Lifehacker also has some jet lag advice. I like that their explanation of jet lag is more scientifically specific:
"Essentially, jet lag is a series of symptoms that occur when our internal body clock is disrupted. We all have a built-in body clock. It's a small group of cells made up of unique 'body clock' genes, called the suprachiasmatic nucleus, or SCN. These cells turn on and off and tell other parts of the body what time it is and what to do."
You can read more about the science of jet lag in the article.
Here are their tips:
1. Adjust Your Schedule Before You Leave

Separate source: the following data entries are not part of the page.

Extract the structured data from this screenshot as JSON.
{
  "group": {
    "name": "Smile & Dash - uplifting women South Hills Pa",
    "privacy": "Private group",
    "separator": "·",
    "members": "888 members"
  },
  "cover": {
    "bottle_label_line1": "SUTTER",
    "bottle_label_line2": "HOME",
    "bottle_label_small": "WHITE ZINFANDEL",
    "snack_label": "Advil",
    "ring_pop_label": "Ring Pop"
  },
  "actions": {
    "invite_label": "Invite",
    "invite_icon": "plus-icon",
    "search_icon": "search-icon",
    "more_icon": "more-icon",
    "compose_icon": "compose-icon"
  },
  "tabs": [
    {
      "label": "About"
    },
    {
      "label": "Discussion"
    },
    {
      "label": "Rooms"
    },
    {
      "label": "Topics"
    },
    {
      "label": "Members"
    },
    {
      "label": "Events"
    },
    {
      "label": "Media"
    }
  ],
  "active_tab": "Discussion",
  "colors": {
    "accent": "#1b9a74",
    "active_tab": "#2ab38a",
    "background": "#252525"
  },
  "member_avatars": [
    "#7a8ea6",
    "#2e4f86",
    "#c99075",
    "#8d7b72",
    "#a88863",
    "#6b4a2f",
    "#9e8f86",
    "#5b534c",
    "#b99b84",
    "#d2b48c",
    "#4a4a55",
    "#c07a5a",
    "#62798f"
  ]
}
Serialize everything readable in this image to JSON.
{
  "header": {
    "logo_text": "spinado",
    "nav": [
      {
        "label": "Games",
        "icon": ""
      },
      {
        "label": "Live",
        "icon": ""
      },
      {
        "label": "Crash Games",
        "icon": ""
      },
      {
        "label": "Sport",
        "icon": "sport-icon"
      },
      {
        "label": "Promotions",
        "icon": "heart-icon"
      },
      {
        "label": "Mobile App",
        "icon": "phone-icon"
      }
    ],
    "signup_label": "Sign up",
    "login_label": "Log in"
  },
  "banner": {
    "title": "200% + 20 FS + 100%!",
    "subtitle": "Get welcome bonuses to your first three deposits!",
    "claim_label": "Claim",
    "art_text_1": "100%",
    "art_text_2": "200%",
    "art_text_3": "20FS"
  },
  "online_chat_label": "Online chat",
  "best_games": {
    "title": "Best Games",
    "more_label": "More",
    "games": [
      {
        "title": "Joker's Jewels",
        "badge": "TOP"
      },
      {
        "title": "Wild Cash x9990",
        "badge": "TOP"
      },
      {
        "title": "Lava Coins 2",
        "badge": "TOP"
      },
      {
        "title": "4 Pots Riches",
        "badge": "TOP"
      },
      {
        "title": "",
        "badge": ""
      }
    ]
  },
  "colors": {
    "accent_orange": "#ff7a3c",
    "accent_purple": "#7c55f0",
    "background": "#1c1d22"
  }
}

To get started with this, it's important to understand which way you're traveling, as most people have a harder time adjusting when they travel east than west. When you travel east-to-west, your body clock needs to be delayed so you wake up and go to bed later. This is a lot easier for us to adjust to than advancing our body clock when we travel west-to-east. Some studies have shown that attempting to advance or delay your body clock gradually before you travel can make the adjustment faster and easier on your body, reducing the effects of jet lag.
2. Control Your Light Exposure
Controlling your light exposure seems to be the most in-depth process to avoid jet lag, but it may also be the most effective, according to some researchers. Dr. Smith L. Johnston, for instance, chief of the fatigue management team at NASA who I mentioned earlier, advocates this process as the best way to adjust faster to a new time zone. To help your body clock reset to the new time zone gradually, it's important to seek out and avoid light at the right times of day. If you're traveling east, you'll want to advance your body clock, so seeking morning light and avoiding late afternoon light will help your body clock adjust to your earlier time zone. If you're traveling west, you'd want to do the opposite.
If it sounds like too much effort to keep track of your light exposure, there's actually an app for that. Entrain is an iOS app developed by researchers at the University of Michigan to help you track your light exposure. It uses mathematics to recommend light exposure at different times of the day to help you with the process of entrainment—i.e. adjusting to a new time zone.
3. Take Melatonin
I suggest this with a caveat that you should talk to a doctor first. Melatonin is the chemical your brain releases to make you sleepy, and it's available over the counter, but it's not regulated by the FDA and isn't right for everyone.
However, one study found that a dose of 5mg of melatonin in the early evening helped participants to adjust to new time zones faster.
Dr. Lewy, of Oregon Health & Science, recommends taking a small dose at the local bedtime each night until your body clock catches up. If you're traveling west, he suggests taking melatonin in the second half of the night instead.
4. Stay on Home Time
If your trip is short and you're not traveling over more than three time zones, you could be better off not adjusting at all. Three days or less, for instance, is barely enough time to adjust, so it may not be worth the effort. Set your watch and follow your routine according to your home time zone.
I condensed their suggestions for you here - so if you want more details and expert input I suggest you go to the article.